**Work item**
A line qualifies if it holds the string "chest". Copy every qualifying line from the records.
*** Records for this task Section Begins ***
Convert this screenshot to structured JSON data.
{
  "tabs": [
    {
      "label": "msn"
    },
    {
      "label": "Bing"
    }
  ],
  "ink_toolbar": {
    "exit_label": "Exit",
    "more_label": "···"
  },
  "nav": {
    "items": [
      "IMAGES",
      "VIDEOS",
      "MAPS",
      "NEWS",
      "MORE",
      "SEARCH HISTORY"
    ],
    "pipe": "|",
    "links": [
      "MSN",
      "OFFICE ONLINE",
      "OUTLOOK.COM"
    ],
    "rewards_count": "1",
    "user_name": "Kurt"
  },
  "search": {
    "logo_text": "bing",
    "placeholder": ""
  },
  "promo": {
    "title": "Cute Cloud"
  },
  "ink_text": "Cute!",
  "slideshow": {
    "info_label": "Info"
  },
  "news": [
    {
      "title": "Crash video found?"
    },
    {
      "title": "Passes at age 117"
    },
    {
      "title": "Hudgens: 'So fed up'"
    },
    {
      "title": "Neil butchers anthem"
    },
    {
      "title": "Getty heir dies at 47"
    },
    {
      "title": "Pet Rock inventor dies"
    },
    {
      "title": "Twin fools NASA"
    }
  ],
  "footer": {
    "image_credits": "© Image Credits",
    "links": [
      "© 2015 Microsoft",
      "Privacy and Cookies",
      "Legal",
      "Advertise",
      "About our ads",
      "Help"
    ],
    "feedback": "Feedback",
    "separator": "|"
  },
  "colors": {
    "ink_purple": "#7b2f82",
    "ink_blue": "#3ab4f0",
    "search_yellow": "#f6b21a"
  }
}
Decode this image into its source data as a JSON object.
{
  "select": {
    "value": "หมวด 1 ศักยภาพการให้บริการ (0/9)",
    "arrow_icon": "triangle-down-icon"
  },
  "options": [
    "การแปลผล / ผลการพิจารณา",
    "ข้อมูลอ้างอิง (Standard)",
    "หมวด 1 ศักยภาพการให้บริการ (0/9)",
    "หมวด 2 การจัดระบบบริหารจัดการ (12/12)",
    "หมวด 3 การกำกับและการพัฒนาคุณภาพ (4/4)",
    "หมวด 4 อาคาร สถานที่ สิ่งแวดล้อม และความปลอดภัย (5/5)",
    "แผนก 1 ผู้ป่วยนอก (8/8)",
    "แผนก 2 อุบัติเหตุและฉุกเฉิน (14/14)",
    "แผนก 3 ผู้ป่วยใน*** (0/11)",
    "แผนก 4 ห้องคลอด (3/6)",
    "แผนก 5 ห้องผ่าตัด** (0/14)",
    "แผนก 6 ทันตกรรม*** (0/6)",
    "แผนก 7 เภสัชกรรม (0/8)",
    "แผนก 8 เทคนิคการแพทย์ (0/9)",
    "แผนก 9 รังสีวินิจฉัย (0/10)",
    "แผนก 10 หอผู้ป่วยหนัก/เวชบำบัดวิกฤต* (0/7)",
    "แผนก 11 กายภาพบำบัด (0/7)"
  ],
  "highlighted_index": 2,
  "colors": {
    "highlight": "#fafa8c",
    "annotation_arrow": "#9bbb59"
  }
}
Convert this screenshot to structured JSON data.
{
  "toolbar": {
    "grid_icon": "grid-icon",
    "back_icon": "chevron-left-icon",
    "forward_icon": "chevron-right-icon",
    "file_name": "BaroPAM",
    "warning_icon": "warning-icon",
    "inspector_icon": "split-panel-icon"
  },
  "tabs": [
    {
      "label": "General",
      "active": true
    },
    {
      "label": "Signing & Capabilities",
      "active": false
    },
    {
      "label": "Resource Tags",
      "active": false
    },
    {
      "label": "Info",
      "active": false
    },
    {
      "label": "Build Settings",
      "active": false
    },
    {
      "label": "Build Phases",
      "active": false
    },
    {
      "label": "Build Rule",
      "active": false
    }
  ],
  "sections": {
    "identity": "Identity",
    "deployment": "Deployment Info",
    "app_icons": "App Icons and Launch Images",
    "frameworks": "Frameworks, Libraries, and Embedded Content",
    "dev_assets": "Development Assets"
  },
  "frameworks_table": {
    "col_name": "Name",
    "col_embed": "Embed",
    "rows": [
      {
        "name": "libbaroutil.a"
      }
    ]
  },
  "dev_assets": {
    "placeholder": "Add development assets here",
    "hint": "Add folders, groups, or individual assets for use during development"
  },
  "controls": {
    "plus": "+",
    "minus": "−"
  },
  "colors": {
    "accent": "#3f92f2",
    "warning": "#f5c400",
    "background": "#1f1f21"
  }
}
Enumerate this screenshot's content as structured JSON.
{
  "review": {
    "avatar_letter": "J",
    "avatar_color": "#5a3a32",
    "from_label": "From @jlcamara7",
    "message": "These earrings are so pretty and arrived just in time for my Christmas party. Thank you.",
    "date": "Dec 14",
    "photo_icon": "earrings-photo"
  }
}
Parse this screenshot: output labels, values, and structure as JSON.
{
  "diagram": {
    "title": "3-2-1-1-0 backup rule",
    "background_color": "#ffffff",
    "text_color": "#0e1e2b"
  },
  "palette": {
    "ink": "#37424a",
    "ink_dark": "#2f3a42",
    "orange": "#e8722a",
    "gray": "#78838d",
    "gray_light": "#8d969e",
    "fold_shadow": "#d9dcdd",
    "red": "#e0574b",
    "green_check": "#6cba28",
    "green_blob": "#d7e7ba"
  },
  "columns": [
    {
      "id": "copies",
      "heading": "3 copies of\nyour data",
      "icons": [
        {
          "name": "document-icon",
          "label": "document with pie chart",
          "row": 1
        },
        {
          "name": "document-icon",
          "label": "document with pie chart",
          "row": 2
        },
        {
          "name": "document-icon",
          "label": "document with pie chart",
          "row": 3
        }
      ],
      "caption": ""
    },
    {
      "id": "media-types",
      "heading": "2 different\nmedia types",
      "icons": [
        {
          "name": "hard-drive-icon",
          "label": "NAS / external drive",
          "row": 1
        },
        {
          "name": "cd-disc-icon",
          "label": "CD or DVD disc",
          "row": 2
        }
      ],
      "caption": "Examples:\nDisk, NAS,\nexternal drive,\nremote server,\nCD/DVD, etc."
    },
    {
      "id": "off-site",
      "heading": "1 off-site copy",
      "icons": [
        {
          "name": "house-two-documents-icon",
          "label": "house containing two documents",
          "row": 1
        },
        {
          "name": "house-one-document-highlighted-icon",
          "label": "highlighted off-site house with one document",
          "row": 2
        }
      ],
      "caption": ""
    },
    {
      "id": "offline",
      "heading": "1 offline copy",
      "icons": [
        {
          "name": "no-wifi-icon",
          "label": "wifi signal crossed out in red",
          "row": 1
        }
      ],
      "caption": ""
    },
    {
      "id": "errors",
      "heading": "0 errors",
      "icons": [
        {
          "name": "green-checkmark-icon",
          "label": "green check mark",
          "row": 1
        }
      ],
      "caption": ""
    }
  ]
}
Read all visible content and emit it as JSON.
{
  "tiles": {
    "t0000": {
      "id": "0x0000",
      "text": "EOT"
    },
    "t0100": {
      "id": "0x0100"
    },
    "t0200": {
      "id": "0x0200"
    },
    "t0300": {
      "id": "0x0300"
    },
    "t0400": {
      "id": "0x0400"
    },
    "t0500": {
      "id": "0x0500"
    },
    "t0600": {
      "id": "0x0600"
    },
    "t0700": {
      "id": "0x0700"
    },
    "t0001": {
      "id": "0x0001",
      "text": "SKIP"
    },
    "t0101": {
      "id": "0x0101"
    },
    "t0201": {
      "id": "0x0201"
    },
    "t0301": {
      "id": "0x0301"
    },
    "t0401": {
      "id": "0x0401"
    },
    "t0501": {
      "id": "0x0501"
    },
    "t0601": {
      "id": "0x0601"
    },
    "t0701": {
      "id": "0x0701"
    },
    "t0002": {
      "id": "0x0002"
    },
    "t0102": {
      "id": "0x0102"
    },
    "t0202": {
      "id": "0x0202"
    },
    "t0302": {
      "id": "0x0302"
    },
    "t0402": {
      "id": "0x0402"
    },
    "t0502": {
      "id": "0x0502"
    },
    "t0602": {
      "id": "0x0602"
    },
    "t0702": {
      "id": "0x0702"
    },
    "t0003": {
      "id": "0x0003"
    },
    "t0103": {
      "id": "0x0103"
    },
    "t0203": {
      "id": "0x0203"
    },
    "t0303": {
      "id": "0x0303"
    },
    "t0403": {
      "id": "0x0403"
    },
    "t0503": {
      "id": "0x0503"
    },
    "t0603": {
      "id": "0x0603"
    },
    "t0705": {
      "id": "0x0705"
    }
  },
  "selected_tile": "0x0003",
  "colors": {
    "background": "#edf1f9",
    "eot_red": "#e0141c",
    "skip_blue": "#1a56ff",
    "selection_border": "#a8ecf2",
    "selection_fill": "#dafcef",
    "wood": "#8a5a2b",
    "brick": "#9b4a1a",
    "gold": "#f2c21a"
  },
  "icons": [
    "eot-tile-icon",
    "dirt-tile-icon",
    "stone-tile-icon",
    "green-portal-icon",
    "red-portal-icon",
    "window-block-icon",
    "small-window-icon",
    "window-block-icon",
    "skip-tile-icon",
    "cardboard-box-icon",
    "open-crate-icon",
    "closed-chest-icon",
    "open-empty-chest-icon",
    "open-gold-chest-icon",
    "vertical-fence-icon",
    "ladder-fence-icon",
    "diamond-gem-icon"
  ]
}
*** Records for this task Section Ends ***
**Reply**
    "closed-chest-icon",
    "open-empty-chest-icon",
    "open-gold-chest-icon",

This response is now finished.